If you live for lattes, waking up to a steaming cup of local lavender tea might sound hard to swallow. Get past the lack of coffee, though, and you’ll find that there’s lots to love about only consuming foods that come from within a 100-mile radius of your home. “Is it possible, in a global age, in an age of fast food, to live off the land that surrounds us?” asked authors Alisa Smith and J.B. MacKinnon in their book, The 100-Mile Diet: A Year of Local Eating. If you’re ready to shake up your habits, then the answer is a resounding, “yes!”.
In Oakville and Burlington, we live in an area teeming with farms and food artisans. As Executive Chef Jason Bangerter of Langdon Hall puts it, “we have everything we need right here in Ontario to fulfill a healthy diet. Fish from our lakes, heritage pork, chicken … honey, salt, maple water, craft beers, canola oil. The list goes on and on.” The problem is, we’re also spoiled for choice — used to grabbing imported, packaged goods right and left off supermarket shelves. Yet, the key to embracing the 100-mile diet is forgoing imports in favour of everything local.
Any 100-mile-diet-meal should begin with a visit to a farm or shop specializing in local foods. From Organic Garage and Herridge’s Farm Fresh Market in Oakville to Goodness Me! Natural Food Market and Farmer Jack’s in Burlington, there are plenty to choose from. Choosing produce with a “Foodland Ontario” symbol and milk products with a “Dairy Farmers of Ontario” label is the easiest way to ensure you’re purchasing local goods.
The hunt for quality Ontario meat ends in Oakville at Just An Olde Fashion Butchery and Florence Meats where myriad cuts of beef, poultry, and prepared foods await. Ernie’s Meat Market and Denninger’s in Burlington, are two more spots for meat, sausage, salami and more. Too tired to shop? Let a company like truLOCAL or MamaEarth Organics connect you to high-end meat and fish, produce, dairy, jams, and juices from nearby farms and suppliers.
Baked goods that truly fit the 100-mile definition require rolling up your sleeves after a trip to Arva Flour Mill, K2 Milling or another mill for locally-grown and processed flour. Relax the rules a little and you can enjoy breads and sweets from neighbourhood bakeries including Monastery Bakery & Deli.

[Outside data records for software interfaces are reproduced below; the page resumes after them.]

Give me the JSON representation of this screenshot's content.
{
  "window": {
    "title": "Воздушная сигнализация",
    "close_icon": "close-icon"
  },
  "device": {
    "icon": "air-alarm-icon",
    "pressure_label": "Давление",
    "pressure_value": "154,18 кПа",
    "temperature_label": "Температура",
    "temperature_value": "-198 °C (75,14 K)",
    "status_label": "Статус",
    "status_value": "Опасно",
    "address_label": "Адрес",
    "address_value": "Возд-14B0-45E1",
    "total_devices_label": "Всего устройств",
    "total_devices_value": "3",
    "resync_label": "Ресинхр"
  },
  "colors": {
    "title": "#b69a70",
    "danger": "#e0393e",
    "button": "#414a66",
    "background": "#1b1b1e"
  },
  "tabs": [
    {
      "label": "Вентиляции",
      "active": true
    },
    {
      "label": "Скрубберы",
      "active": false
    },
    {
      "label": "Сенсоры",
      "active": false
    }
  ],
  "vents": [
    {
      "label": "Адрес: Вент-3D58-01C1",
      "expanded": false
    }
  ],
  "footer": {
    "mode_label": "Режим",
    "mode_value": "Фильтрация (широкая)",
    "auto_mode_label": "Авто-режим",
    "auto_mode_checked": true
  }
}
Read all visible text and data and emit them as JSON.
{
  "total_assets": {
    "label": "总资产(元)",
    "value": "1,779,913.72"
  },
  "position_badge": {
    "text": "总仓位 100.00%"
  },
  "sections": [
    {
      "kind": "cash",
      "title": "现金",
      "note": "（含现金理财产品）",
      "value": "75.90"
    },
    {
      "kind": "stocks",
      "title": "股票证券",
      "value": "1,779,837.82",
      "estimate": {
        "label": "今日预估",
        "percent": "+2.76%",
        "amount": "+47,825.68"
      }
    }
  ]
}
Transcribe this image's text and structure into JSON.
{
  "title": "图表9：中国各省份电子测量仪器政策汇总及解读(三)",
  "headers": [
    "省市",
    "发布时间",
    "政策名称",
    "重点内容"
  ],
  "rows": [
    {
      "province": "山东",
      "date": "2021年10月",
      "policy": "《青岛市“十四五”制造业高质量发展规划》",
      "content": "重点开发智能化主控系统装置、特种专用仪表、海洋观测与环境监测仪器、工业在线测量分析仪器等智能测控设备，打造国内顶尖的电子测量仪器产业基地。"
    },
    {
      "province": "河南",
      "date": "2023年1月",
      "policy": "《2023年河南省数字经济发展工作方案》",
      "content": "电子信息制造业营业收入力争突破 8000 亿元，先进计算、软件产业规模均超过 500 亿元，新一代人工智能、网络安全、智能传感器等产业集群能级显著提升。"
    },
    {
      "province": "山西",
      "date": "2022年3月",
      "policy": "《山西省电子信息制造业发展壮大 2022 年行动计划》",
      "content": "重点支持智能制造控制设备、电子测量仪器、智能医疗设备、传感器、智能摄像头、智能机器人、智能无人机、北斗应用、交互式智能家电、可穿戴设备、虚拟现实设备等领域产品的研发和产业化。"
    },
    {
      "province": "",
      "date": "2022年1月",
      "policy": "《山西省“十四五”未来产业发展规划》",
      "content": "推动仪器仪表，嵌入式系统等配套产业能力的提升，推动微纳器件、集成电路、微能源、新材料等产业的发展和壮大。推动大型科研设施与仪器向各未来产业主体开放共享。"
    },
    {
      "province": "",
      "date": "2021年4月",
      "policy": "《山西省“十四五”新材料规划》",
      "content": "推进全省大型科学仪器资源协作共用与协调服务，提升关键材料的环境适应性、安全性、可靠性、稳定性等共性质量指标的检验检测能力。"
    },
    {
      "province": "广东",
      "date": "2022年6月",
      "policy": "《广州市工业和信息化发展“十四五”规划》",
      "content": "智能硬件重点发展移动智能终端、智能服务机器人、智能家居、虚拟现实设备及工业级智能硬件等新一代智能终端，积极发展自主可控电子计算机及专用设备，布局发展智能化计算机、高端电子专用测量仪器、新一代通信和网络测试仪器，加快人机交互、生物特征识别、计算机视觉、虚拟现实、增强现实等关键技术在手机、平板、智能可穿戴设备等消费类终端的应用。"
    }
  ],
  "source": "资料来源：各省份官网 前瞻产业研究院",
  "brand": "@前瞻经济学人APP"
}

Once the food is sorted, it’s time to focus on drinks. Barolos are off limits, but Niagara’s wineries offer tempting bottles in a variety of styles. Beyond that, local ciders from Pommies, Ironwood and more and craft beers are a perfect addition to any 100-mile menu. Many breweries, such as Goodlot Farmstead, use Ontario hops to make truly local suds. For stronger sipping, turn to Dixons, Last Straw, and other distillers making spirits exclusively from locally-grown grains.
With programs such as Feast On, you can eat locally even when eating out. Certified Feast On restaurants like Burlington’s Spencer’s at the Waterfront and Oakville’s La Parisienne Creperie serve up Ontario’s bounty on seasonal menus. Restaurants without the designation are worth searching out, too! Try Lettuce Love Café for delectable, plant-based meals brimming with fresh produce from close to home.
It takes a little effort but eating locally supports farmers and the community, delivers fresher, more nutritious meals to your table and is better for the planet. As Morris Gervais of Barrie Hill Farms says, “if you’re choosing local food, you are truly voting with your food dollars.” And if you just can’t live without that cup of joe? Take baby steps toward a 100-mile diet; you’ll be surprised where they take you.
by Christine Peddie
Herridge’s Farm Fresh Market
Dairy Farmers of Ontario
Just An Olde Fashion Butchery
Ernie’s Meat Market
Arva Flour Mill
Ironwood Cider House
Last Straw Distillery
Spencer’s at the Waterfront
La Parisienne Creperie
Lettuce Love Café
Barrie Hill Farms